Wednesday, 2 November 2016
Roger Bristol The Last Bohemians: The Two Roberts, Colquhoun & MacBryde
See post below.
Michael Hastings Tom and Viv This is Hastings' most well-known play about the disastrous marriage of T S Eliot and Vivienne Haigh-Wood. Coincidentally, in a biography of George Devine (a founder of the English Stage Company responsible for the 'golden age' of plays at the Royal Court) I read:
"Devine went along to the New Lindsay production of Don't Destroy Me [by Hastings] and discovered not only that its author had talent but that he was in some danger of destroying himself. Besides his eight-to-six tailoring job, he was drunk nightly in the Fitzrovian company of Colquhoun and MacBryde ... Devine thereupon 'in a most fatherly manner' warned him off the literary life and the Beaverbrook Press and advised him to get on with writing and finish his apprenticeship: telling 'me in no uncertain terms that Radiguet was a finer writer at this age than I was and young Raymond never required a Colquhoun or a MacBryde to carry him home at night.'" Irving Wardle The Theatres of George Devine (Cape, 1976) pp.195-196
Geoffrey Household Rogue Male First read at secondary school and reread a few times since then. Still a great thriller. And due for yet another remake, this time with Benedict Cumberbatch. Interesting article about it here.
John Russell Taylor The Art Nouveau Book in Britain
Allan Bryce Amicus The Friendly Face of Fear Just published, arrived appropriately on Halloween. I've enjoyed Doctor Terror's House of Horrors and The Skull this year. While Amicus' output was very mixed to say the least, it would appear that there are still one or two other films worth seeking out.
R K R Thornton ed. Poetry of the Nineties
David Hare The Secret Rapture
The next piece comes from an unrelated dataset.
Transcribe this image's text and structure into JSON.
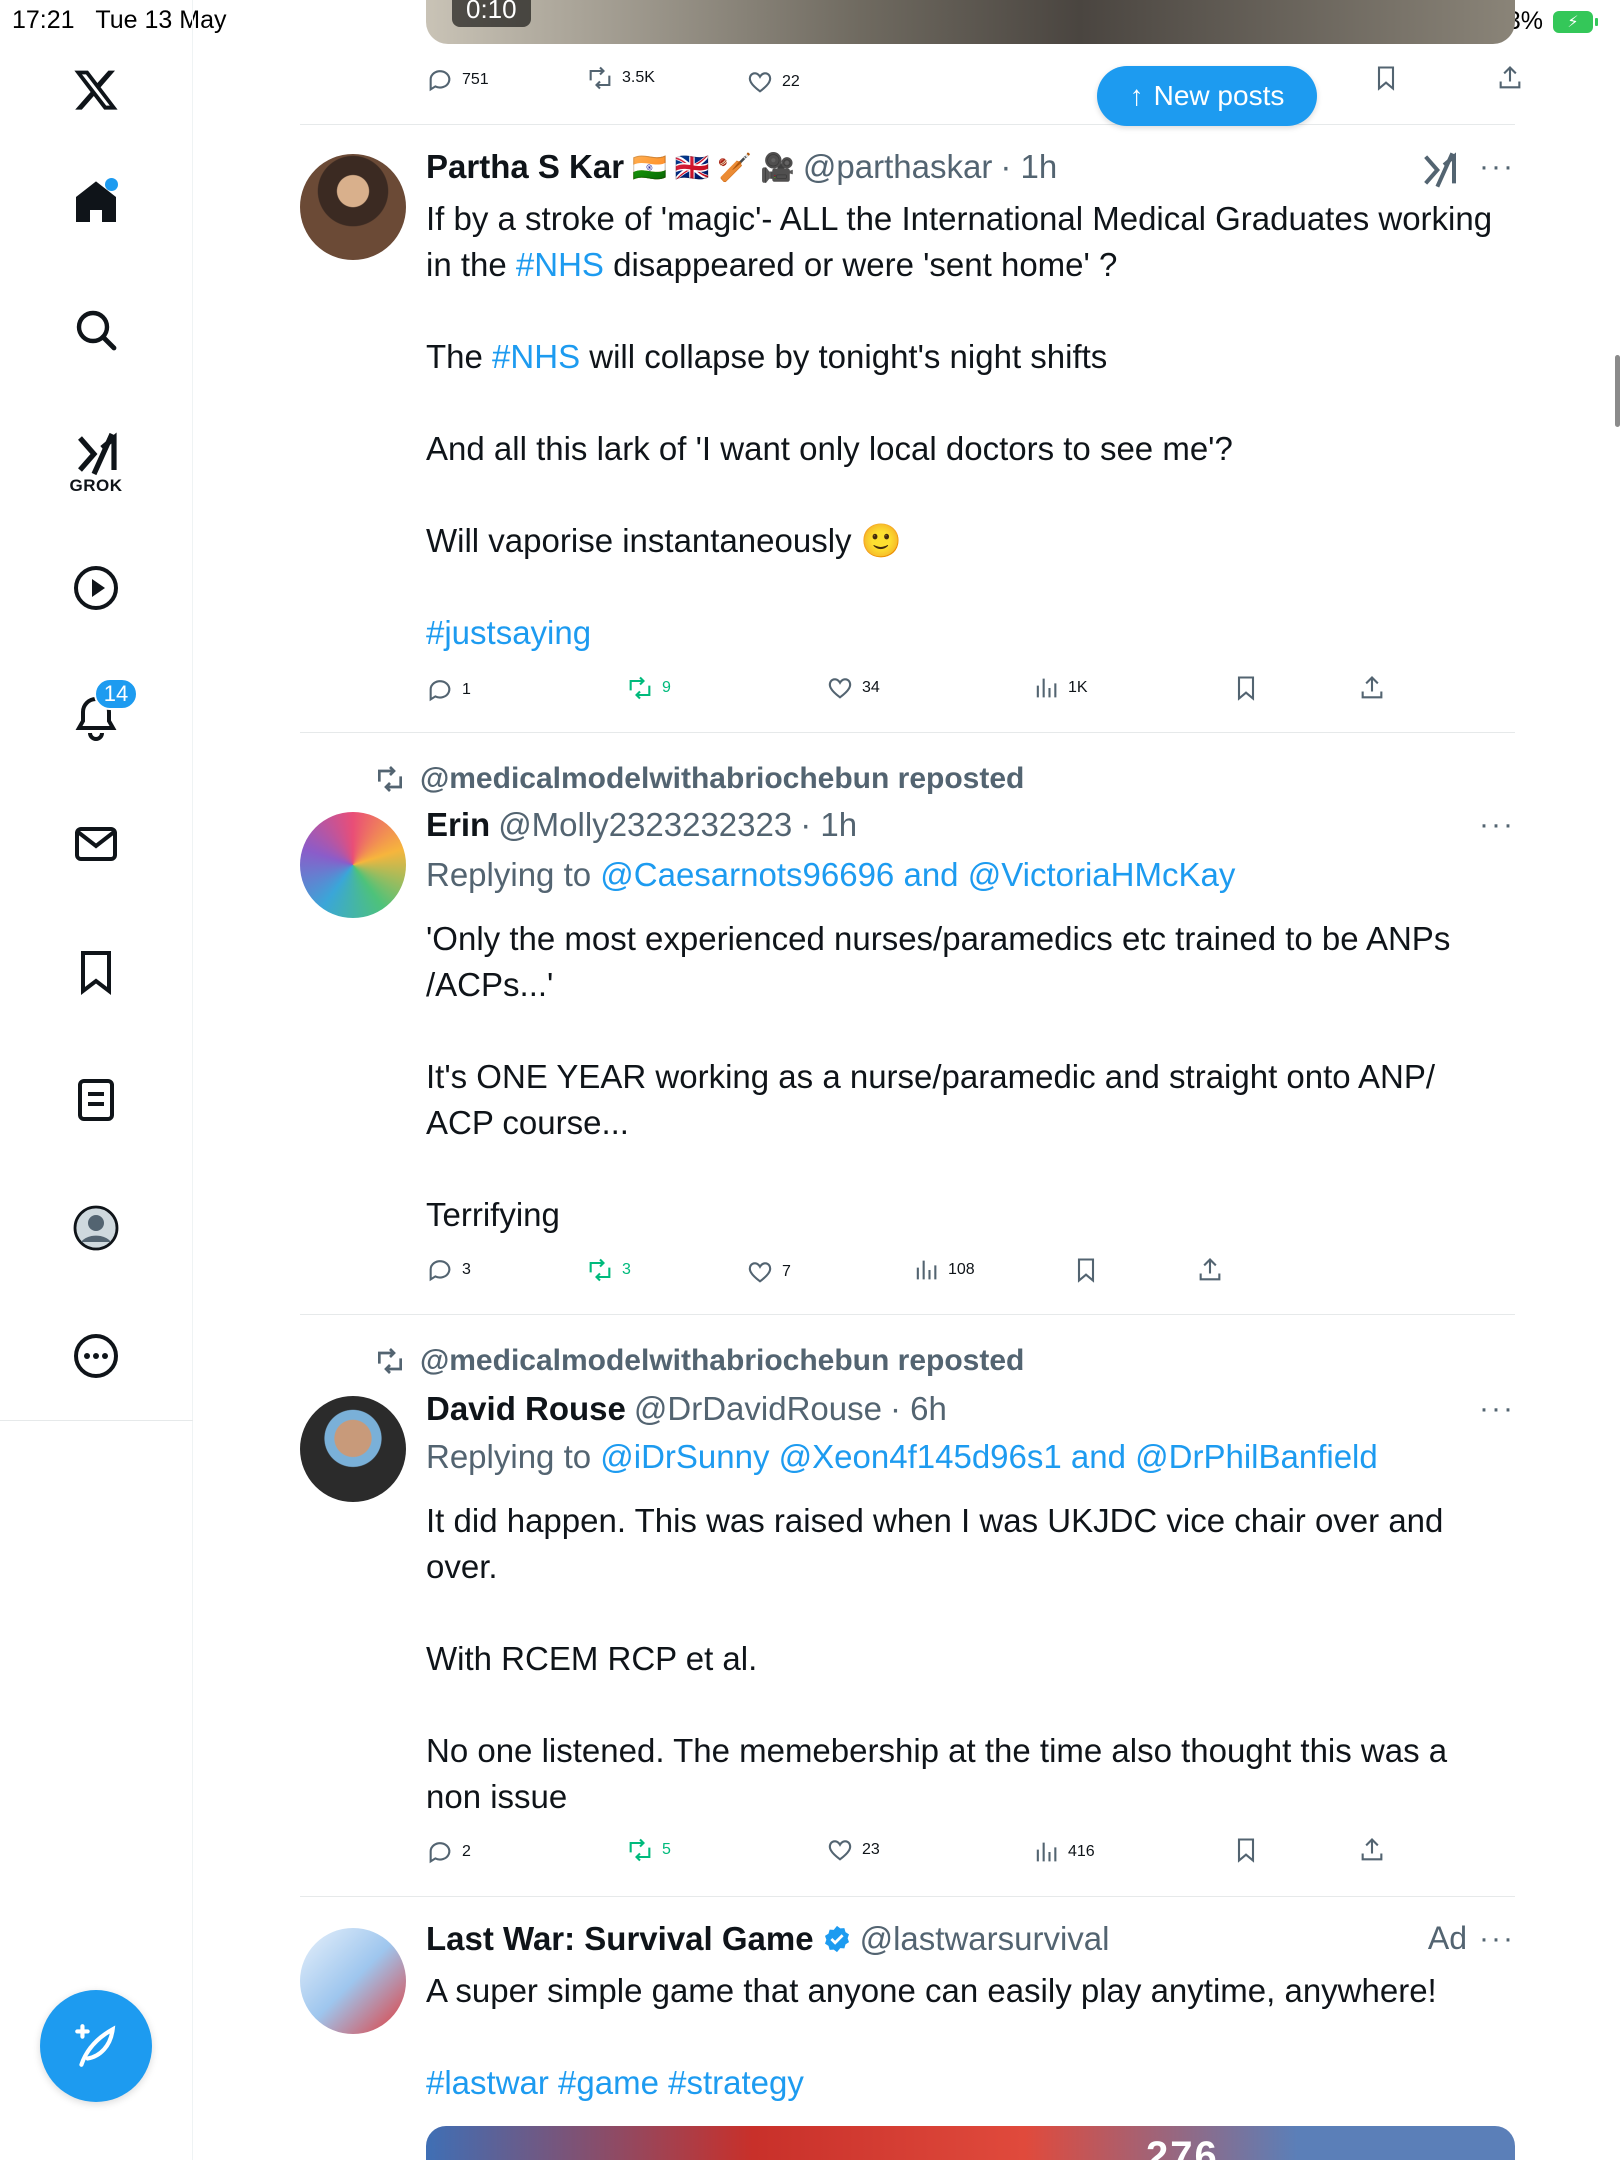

My play is now finished and I intend to send it to a professional (many advertise their services online, but one wonders about their real qualifications) to read through and comment on before any further progress.